Today the Supreme Court of the United States unceremoniously informed us that on February 22, 2005, it denied a writ of certiorari for U.S.ex rel. Tingley v. 900 Monroe, Case No. 04-886. So we've reached a dead-end with this particular process to hold the polluters and their cohorts responsible for the Toxic Towers illegal dumping scandal. Fortunately other avenues for accountability remain.
Nonetheless, this is an injustice if for no other reason than the court record will permanently reflect U.S. District Court Judge Robert Bell's intemperate calumny of us and our cause. In fact, I'm filing this post under "The Guild" because I believe this injustice has more to do with the defects of the judicial system in this country than the substance of our complaint against the Toxic Towers polluters.
We were shut out of the federal judicial process for one reason and one reason alone: We had the temerity to circumvent the bar and represent our complaint on our own. Whatever the merit of the old saw that a man who represents himself has a fool for a client, the law does not exist as a full-employment program for attorneys. The fact that judges are more comfortable handling lawyers than ordinary pro se citizens is not a legitimate reason to raise the hurdles unrepresented parties must clear to access the courts. The right to seek redress is primary; whether or not that right is sought through a mouthpiece should have no bearing.
Nevertheless, many judges do make negative assumptions about cases brought by ordinary individuals rather than through attorneys. They look for technicalities to ignore the substance of the complaint being brought before them. (Judge Bell went to considerable lengths in this regard to boot our case.) Thus, the pro se litigant becomes fodder for docket-clearing. There is no denying that many frivolous and meritless cases are brought pro se, because no lawyer will responsibly file them. The flip side is that many volatile, yet meritorious, cases are never brought to court, because no lawyer in the community will stick his neck out in an unpopular cause. So, the mere absence of a lawyer is no basis for forming any belief about the merit of a lawsuit.

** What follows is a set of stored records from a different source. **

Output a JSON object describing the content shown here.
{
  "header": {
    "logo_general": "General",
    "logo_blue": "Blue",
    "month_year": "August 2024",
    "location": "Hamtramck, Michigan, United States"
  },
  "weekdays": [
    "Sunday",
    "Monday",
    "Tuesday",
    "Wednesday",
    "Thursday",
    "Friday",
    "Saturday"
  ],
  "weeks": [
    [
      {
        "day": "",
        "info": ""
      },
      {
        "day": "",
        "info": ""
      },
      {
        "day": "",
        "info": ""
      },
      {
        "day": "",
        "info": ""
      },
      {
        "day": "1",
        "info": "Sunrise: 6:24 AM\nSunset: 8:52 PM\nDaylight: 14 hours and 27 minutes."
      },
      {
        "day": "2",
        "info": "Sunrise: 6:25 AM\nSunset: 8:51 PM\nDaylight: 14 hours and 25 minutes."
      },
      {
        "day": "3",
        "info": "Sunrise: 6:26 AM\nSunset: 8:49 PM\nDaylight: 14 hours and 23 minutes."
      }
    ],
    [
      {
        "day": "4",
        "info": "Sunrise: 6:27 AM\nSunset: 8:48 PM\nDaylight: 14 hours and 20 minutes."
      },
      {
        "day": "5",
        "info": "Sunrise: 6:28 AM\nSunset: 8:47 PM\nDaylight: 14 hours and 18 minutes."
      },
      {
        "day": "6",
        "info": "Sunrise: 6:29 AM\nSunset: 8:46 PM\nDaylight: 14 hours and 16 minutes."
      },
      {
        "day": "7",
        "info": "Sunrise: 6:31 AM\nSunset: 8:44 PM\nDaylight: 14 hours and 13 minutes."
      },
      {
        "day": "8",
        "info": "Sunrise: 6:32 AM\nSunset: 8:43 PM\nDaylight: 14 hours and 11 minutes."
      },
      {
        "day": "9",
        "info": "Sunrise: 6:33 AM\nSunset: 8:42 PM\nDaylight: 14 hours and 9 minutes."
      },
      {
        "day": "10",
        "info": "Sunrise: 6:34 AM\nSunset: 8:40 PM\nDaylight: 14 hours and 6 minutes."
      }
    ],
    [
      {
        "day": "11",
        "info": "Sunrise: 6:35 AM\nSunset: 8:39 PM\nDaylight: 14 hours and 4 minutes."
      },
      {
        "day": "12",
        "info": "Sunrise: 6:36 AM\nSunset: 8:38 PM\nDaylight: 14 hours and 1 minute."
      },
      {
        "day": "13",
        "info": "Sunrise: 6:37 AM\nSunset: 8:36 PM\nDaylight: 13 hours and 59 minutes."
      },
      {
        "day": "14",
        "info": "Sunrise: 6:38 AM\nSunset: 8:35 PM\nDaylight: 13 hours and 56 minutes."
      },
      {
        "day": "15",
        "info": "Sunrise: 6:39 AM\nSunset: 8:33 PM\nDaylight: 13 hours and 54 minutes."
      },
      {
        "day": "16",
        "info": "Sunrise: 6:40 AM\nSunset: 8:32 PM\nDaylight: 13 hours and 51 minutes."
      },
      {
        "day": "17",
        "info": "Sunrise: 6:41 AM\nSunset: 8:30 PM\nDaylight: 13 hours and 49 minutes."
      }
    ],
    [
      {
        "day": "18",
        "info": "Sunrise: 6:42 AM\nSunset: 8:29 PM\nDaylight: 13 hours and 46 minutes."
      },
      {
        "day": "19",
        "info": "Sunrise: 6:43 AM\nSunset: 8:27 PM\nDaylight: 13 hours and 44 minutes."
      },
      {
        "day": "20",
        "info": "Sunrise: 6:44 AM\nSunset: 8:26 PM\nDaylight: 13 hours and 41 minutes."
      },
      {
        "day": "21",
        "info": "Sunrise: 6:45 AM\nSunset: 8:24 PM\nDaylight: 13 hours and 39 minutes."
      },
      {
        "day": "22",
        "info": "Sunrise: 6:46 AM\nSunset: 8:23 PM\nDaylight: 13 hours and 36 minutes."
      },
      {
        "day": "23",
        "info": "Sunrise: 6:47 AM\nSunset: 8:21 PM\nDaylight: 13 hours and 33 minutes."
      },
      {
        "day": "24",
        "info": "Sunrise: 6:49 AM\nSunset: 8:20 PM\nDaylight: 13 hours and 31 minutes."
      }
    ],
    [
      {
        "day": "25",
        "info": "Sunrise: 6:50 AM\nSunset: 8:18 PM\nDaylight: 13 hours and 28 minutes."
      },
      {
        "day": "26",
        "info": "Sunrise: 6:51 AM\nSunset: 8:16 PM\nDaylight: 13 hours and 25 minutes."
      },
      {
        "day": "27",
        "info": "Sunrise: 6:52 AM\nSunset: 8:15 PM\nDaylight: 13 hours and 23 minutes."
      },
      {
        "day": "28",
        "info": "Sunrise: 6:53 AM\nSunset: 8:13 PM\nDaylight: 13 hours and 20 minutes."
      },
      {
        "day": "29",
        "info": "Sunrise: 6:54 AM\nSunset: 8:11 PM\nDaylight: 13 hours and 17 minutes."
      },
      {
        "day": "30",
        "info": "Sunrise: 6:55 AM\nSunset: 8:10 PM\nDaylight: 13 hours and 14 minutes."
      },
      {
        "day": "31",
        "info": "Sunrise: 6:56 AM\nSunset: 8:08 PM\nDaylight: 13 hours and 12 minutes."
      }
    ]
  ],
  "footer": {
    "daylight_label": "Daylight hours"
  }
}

But it happens, and what to do about that? Especially after a biased judge drags your name through the mud and remains utterly unrepentant when shown he had his facts completely wrong? Food for thought.